Prompt:
Search each line of the data for the word "jasper"; copy every line where it is found.

Items from an interface collection:

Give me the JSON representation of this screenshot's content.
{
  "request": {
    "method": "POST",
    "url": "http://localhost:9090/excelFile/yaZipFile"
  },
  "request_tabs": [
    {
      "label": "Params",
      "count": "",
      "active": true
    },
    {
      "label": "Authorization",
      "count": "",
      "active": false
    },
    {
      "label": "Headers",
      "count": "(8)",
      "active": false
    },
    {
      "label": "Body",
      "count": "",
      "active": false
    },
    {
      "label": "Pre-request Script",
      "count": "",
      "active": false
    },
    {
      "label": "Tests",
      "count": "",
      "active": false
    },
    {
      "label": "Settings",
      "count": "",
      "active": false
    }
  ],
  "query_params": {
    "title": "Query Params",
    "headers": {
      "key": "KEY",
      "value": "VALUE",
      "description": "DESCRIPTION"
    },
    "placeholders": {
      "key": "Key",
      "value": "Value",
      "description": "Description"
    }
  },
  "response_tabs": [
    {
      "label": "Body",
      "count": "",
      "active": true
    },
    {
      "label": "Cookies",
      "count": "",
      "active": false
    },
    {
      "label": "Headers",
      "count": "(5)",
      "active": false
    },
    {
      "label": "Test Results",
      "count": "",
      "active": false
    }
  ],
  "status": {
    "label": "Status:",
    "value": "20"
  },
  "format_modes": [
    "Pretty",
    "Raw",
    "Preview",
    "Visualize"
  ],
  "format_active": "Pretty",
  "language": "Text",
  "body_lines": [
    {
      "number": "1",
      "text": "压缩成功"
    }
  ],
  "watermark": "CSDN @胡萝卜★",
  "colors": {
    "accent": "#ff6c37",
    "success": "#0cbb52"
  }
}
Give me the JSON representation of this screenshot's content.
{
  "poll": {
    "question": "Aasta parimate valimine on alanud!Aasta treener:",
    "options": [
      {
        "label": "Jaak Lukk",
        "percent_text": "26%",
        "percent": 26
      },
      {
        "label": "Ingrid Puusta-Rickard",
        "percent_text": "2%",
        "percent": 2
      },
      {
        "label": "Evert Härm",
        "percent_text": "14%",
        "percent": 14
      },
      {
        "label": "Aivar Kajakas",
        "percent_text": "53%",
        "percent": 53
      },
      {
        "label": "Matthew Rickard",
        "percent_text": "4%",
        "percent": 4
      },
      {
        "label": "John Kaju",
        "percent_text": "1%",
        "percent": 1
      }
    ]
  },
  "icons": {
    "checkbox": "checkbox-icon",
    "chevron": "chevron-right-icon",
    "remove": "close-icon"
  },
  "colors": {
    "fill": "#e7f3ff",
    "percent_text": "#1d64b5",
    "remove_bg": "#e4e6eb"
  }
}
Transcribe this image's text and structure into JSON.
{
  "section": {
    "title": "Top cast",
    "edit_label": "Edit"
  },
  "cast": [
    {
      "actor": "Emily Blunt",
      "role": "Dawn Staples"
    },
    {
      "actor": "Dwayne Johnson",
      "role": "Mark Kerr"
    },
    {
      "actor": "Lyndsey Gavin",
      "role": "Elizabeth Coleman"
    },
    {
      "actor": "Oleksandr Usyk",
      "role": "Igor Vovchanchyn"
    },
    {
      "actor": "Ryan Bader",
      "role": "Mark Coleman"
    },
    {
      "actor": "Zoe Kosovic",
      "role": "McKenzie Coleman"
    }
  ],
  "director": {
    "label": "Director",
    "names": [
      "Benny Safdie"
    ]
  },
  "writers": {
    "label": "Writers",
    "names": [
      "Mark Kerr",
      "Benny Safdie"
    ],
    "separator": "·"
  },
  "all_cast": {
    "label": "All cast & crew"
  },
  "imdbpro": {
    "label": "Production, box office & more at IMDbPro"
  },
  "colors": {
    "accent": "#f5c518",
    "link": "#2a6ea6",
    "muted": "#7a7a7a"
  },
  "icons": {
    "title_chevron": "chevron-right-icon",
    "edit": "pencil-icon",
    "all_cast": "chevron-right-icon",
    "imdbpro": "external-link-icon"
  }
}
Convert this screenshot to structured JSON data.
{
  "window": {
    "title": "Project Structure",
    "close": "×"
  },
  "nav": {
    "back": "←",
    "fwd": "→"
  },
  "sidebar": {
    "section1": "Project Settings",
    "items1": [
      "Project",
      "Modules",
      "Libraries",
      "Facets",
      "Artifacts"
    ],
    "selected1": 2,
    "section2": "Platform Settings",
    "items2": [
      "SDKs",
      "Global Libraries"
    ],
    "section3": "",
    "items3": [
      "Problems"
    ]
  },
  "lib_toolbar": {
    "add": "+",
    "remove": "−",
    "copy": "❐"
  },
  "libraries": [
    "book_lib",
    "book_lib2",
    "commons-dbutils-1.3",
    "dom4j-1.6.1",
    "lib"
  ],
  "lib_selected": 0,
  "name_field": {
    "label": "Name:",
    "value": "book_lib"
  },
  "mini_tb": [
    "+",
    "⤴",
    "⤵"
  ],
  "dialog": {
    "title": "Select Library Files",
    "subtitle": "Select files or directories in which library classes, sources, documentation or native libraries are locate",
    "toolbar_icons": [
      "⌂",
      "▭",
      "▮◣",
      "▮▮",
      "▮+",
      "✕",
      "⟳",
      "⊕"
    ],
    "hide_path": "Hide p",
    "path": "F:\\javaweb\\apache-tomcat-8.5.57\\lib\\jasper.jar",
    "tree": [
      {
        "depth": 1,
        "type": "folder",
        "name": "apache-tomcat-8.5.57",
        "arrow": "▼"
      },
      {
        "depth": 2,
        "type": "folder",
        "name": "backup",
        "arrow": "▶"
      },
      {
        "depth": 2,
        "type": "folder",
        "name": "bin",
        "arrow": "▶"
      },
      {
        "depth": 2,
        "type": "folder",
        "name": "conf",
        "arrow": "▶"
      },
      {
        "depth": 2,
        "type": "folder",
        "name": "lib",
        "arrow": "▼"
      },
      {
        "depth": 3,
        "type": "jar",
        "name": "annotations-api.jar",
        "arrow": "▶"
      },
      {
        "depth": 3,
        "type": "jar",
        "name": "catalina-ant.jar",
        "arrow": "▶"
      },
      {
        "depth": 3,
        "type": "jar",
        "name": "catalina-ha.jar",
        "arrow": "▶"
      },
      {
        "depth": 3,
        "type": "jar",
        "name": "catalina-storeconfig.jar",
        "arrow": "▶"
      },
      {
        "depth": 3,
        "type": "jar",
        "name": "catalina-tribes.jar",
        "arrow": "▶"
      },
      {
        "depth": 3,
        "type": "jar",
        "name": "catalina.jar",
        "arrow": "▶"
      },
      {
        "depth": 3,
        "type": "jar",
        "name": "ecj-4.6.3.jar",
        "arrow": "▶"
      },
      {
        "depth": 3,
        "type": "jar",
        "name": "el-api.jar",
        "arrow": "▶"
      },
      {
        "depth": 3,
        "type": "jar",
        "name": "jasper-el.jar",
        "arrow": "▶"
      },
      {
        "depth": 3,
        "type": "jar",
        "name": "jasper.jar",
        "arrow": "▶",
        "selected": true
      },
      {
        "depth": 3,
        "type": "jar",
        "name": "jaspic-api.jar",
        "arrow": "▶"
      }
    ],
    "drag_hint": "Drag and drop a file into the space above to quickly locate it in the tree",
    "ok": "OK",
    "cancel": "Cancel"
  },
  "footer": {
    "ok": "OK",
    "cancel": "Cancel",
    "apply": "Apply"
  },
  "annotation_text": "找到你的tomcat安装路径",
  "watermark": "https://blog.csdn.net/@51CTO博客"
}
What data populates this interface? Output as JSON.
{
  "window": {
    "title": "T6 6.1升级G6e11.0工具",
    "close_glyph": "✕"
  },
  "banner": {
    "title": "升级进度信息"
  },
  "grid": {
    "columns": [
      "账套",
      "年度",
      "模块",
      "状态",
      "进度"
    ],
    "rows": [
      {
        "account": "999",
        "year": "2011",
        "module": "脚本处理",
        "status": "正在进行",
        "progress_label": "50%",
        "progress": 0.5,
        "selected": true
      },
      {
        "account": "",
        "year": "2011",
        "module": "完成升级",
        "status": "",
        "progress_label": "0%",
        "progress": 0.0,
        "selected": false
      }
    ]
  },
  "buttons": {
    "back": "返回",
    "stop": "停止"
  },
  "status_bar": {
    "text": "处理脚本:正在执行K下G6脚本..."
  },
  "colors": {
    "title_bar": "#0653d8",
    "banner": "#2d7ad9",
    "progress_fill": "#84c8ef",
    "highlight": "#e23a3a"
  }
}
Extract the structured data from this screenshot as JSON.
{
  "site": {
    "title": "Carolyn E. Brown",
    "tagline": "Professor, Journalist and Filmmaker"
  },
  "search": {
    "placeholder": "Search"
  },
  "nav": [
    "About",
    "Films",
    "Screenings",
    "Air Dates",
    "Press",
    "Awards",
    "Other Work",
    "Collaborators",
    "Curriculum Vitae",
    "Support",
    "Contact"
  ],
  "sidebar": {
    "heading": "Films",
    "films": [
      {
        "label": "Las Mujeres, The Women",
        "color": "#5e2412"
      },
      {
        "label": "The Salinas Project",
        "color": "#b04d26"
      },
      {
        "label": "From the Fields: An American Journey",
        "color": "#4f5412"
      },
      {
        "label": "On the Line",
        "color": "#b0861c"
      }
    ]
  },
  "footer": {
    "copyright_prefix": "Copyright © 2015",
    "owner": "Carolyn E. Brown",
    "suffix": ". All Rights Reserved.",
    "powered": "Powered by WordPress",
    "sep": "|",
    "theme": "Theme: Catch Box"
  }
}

Exercise solution:
    "path": "F:\\javaweb\\apache-tomcat-8.5.57\\lib\\jasper.jar",
        "name": "jasper-el.jar",
        "name": "jasper.jar",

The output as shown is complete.